Three of the nine are members of the Provincial Drug Enforcement Unit, namely, Police Staff Sergeant Almudzrin Hadjaruddin, and Patrolmen Alkajal Mandangan and Rajiv Putalan.
The six others are members of the Alert Team of the Jolo police, namely, Senior Master Sergeant Abdelzhimar Padjiri; Master Sergeant Hanie Baddiri; Staff Sergeants Iskandar Susulan and Ernisar Sappal; Cpl. Sulki Andaki; and Patrolman Mohammad Nur Pasani.
Antonio Pagatpat, the NBI deputy director for regional operations service, said the PNP and Army reports conflicted each other.
The team had requested a chemist and a ballistician, he said, adding that he expected a report in 10 days.
NBI Western Mindanao director Moises Tamayo personally led the team with five investigators.
They started processing information from two eyewitnesses, including another operative in Indammog’s team, who was traveling separately on a motorcycle.
Opposition Sen. Francis Pangilinan on Wednesday said he was disturbed by the incident “because it appears that the police are quick in pulling the trigger without careful judgment.”
“If they can do this to their fellow uniformed men, how much more to the ordinary civilians who are unarmed and defenseless?” he said.
Sign of ‘whitewash’
Sen. Panfilo Lacson, a former PNP chief, warned that the “legal fronts” of the communist insurgents and local terrorists may take advantage of the incident to create a rift between the two main security forces.
“Ultimately, decisiveness, not divisiveness, is needed in dealing with the enemies of the State and the Filipino people,” he said.
A House leader on Wednesday was also disturbed by the PNP’s initial attempt to characterize the killing of four Army soldiers as a “misencounter,” saying it was not only premature but “reckless and very irresponsible.”
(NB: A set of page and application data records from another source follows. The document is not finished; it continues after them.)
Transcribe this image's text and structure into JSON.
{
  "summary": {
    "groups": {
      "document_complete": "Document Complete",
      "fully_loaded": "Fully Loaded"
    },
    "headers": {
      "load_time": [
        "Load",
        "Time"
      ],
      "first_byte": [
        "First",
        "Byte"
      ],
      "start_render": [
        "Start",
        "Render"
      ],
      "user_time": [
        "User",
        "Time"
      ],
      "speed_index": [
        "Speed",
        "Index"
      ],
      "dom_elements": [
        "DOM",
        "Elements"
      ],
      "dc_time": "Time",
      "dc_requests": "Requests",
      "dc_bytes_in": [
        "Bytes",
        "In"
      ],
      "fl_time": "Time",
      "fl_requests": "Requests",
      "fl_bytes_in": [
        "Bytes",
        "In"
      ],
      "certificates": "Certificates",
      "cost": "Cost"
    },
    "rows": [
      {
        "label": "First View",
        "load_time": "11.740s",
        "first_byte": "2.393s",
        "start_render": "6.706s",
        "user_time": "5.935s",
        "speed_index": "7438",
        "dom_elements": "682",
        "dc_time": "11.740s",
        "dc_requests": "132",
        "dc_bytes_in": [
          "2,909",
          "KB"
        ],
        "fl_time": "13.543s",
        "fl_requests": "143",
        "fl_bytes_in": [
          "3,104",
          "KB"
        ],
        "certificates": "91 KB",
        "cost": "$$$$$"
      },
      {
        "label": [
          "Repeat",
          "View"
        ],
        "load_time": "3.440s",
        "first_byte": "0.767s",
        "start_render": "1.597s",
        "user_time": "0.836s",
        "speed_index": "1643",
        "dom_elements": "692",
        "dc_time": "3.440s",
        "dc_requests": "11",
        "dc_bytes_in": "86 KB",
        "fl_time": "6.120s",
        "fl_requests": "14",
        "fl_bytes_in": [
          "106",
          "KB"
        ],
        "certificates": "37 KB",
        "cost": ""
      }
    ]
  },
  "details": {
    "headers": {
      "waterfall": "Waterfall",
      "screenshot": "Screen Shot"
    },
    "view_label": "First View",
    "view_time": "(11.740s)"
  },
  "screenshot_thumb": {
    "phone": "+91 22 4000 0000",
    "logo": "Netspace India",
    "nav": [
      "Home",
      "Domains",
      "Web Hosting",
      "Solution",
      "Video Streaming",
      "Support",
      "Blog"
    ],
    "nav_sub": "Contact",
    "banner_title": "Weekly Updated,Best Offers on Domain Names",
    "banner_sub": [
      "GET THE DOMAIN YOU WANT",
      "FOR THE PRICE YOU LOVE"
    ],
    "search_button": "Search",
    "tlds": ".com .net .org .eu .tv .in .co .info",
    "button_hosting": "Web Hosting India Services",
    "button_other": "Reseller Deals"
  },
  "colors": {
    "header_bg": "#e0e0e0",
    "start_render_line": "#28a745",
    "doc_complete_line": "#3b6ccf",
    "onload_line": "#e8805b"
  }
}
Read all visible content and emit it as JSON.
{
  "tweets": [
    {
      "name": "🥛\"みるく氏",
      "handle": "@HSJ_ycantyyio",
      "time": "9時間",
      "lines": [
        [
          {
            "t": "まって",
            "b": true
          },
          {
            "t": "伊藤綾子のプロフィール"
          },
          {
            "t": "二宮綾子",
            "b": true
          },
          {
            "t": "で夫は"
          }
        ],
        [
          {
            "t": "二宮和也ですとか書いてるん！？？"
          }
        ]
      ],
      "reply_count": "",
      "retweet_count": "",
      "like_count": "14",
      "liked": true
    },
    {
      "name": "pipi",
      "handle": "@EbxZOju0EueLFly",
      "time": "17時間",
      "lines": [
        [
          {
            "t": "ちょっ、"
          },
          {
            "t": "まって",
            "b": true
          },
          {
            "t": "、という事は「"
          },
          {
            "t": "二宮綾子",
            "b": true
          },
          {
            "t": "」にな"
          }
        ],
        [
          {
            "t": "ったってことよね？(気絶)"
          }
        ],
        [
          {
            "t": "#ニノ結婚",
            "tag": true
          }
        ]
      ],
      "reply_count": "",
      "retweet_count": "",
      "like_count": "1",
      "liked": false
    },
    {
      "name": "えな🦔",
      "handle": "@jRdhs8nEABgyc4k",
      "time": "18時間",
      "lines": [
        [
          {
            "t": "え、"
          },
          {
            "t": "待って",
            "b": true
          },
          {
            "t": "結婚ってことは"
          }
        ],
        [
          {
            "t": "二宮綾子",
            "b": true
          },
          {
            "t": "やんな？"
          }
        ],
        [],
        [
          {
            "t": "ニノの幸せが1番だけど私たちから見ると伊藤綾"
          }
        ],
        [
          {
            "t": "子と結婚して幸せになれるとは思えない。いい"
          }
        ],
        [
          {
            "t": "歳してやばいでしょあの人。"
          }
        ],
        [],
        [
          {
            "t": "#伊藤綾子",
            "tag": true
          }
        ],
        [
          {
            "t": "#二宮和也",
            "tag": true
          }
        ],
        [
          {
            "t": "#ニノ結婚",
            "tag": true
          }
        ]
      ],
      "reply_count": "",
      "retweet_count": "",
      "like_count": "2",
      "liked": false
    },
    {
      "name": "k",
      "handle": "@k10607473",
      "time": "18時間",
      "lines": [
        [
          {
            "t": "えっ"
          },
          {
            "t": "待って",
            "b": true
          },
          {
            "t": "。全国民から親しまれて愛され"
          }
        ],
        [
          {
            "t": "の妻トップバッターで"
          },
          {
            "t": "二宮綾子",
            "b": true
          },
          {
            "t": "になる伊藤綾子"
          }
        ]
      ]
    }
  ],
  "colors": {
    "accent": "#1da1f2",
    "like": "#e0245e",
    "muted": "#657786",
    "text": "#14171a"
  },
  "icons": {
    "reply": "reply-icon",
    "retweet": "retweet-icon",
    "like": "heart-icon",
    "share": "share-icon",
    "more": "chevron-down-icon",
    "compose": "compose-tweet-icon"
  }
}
“The usage of the term misencounter looks like an early indication of a whitewash,” said Pwersa ng Bayaning Atleta Rep. Jericho Nograles.
“The PNP should know better and choose words carefully because this is like adding insult to injury to the family and the brothers-in-arms of the whole Armed Forces of the Philippines,” said Nograles, a vice chair of the energy and youth and sports development committees.
—With reports from Julie S. Alipala, Nikka G. Valenzuela, Leila B. Salaverria , DJ Yap and Marlon Ramos
Subscribe to INQUIRER PLUS to get access to The Philippine Daily Inquirer & other 70+ titles, share up to 5 gadgets, listen to the news, download as early as 4am & share articles on social media. Call 896 6000.